  1. ^ Addition from Ibn Ishaq

The sermon is also translated by Alfred Guillaume in The Life of Muhammad: A Translation of Isḥāq's Sīrat Rasūl Allāh (1955), which is based on the work of Ibn Hisham.[16] Poonawala does not differ much with Guillaume in regards to meaning, but notable differences are his translation of bi’l-ma‘rūf as "with custom" and ‘awān as "domestic animals", whereas Guillaume translates the passage as, "If they refrain from these things they have the right to their food and clothing with kindness. Lay injunctions on women kindly, for they are prisoners with you having no control of their persons."

Ibn Ishaq also narrates the method in which the sermon was delivered:

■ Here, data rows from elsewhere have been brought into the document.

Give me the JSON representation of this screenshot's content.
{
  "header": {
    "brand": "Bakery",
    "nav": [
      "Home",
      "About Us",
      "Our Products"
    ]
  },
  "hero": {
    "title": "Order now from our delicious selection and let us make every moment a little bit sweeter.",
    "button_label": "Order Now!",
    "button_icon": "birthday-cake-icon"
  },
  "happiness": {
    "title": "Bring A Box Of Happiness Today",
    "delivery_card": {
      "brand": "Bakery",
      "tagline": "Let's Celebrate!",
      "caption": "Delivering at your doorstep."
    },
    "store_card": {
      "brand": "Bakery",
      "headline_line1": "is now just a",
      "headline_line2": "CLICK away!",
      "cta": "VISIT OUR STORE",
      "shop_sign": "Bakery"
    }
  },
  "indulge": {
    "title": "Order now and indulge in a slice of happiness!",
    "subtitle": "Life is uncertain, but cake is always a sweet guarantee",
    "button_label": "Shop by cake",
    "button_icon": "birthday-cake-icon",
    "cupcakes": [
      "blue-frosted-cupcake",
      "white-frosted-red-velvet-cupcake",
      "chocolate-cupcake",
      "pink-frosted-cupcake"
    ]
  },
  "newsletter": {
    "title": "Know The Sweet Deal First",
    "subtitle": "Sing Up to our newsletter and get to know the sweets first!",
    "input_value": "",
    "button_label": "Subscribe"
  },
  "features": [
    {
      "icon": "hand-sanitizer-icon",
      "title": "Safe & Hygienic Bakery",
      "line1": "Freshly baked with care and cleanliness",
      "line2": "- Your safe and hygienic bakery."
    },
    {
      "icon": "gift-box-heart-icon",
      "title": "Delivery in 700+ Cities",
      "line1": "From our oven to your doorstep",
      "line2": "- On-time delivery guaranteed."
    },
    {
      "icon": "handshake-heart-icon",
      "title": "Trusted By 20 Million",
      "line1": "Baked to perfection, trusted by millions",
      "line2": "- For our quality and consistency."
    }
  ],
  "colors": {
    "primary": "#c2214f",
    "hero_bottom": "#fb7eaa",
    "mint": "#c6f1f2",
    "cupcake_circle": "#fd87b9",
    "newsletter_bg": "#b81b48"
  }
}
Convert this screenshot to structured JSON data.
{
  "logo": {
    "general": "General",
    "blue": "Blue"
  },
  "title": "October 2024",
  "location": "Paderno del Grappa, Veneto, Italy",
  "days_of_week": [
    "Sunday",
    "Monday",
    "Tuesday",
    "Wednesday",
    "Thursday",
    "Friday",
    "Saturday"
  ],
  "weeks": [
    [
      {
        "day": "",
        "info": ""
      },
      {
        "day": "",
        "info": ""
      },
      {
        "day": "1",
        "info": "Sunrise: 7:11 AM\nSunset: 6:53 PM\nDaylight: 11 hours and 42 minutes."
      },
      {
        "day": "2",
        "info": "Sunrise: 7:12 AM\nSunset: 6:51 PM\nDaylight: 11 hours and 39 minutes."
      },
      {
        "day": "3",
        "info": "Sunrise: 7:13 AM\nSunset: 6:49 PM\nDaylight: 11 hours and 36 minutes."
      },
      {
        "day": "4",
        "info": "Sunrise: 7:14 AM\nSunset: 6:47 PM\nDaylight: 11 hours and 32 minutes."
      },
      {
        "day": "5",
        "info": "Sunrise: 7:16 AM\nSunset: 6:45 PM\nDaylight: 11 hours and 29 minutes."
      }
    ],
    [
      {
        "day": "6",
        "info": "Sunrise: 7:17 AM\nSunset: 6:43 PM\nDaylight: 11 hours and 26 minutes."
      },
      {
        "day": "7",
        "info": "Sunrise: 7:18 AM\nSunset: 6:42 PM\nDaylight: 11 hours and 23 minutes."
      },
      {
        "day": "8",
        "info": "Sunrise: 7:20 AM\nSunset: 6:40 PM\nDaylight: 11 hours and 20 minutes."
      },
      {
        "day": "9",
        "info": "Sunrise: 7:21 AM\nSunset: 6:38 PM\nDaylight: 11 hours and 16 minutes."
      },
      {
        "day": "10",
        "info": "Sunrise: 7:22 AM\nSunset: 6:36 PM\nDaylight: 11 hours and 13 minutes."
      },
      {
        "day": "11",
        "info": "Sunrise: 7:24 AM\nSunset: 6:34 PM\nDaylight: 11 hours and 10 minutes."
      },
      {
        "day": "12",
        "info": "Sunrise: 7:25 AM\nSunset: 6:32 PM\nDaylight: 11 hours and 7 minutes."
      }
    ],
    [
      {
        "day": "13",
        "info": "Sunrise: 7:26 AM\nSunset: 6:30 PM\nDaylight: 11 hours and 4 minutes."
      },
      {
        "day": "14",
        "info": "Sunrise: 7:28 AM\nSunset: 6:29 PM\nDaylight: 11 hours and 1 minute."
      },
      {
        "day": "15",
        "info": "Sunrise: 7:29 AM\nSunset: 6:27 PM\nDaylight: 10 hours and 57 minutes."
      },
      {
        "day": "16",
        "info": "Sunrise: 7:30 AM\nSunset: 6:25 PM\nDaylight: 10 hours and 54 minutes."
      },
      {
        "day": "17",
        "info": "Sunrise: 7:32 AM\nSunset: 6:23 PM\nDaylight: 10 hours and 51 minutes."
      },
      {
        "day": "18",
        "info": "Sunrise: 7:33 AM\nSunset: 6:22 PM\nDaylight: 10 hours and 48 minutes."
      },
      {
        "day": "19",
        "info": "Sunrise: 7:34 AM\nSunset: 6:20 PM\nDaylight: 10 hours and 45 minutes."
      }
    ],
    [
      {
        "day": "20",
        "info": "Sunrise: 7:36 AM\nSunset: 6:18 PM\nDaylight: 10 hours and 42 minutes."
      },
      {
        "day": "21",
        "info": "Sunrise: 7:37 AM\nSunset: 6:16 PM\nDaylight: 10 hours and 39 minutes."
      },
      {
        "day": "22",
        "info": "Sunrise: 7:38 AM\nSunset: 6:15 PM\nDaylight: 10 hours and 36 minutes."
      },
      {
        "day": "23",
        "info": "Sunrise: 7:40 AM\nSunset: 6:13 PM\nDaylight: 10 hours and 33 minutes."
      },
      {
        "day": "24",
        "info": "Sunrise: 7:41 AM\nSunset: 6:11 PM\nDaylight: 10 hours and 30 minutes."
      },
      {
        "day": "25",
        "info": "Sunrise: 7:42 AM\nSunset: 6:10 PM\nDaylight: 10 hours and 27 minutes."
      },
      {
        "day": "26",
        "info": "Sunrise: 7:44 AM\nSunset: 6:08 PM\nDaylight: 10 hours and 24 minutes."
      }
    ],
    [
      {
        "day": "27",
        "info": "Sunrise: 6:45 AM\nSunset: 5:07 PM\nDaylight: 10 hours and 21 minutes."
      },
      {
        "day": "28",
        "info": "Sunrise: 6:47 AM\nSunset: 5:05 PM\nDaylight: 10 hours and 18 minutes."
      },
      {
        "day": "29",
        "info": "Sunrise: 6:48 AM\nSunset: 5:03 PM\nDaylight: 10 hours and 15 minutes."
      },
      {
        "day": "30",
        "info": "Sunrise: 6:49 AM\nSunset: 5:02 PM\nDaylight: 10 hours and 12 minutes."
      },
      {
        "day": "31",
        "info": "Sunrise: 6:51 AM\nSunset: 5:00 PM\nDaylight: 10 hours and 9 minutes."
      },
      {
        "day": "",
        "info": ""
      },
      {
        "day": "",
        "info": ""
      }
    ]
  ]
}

Ibn Ḥumayd—Salamah—Muḥammad b. Isḥāq—Yaḥya b. ‘Abbād b. ‘Abdallāh b. al-Zubayr—his father ‘Abbād: The man who used to repeat the Messenger of God's words loudly to the people was when he was on ‘Arafah was Rabī‘ah b. Umayyah b. Khalaf. The Messenger of God would say to him. "Say: O people, the Messenger of God says, do you know what month this is?" and they would say, "The sacred month." Then he would say, "Say to them: God has made your blood and your property sacrosanct until you meet your Lord, like the sanctity of this month of yours." Then he said [to him], "Say: the Messenger of God says, O people, do you know what land this is?" Rabī‘ah would call out loudly and they would say, "The Holy Land." He would say, "Say: God has hallowed your blood and your property until you meet your Lord like the sanctity of this land of yours." Then he said, "Say: O people, do you know what day this is?" Rabī‘ah repeated [this] to them and they said, "The day of the Greater Pilgrimage." He said, "Say: God has made your blood and your property sacrosanct until you meet your Lord like the sanctity of this day of yours."[15]

See also[edit]

References[edit]

  1. ^ "IslamicFinder: Accurate Prayer Times, Athan (Azan), Mosques (Masjids), Islamic Center, Muslim Owned Businesses, Hijri Calendar, Islamic Directory worldwide". www.islamicfinder.org.
  2. ^ "The Hadith of the Prophet Muhammad (صلى الله عليه و سلم) at your fingertips".
  3. ^ "The Hadith of the Prophet Muhammad (صلى الله عليه و سلم) at your fingertips".
  4. ^ "The Hadith of the Prophet Muhammad (صلى الله عليه و سلم) at your fingertips".
  5. ^ "The Hadith of the Prophet Muhammad (صلى الله عليه و سلم) at your fingertips".
  6. ^ "The Hadith of the Prophet Muhammad (صلى الله عليه و سلم) at your fingertips".
  7. ^ Sahih Muslim. Kitab al-Hajj. Hadith 159. Sunnah.com
  8. ^ "Sunan al-Tirmidhi Vol. 1, Book 7, Hadith 1163".
  9. ^ "Sunan ibn Maja Vol. 3, Book 9, Hadith 1851 a".
  10. ^ "Sunan ibn Maja Vol. 3, Book 9, Hadith 1851 b".
  11. ^ http://www.webcitation.org/6Mc7jz10Q?url=http://sunnah.com/ibnmajah/9
  12. ^ aṭ-Ṭabarī. تاريخ الطبري / Tārīkh aṭ-Ṭabarī. islamweb.net.
  13. ^ Ibn Hishām. السيرة النبوية / as-Sīrah an-Nabawīyah. islamweb.net.
  14. ^ "About Islam". IqraSense.com.
  15. ^ a b Poonawala, Ismail K. (1990). The History of al-Ṭabarī, Volume IX: The Last Years of the Prophet. Albany: State University of New York Press. pp. 112–114. ISBN 9780887066917.
  16. ^ Guillaume, A. (1998) [First published 1955. Reissued in Pakistan 1967]. The Life of Muhammad: A Translation of Isḥāq's Sīrat Rasūl Allāh. Karachi: Oxford University Press. pp. 650–652. ISBN 9780196360331.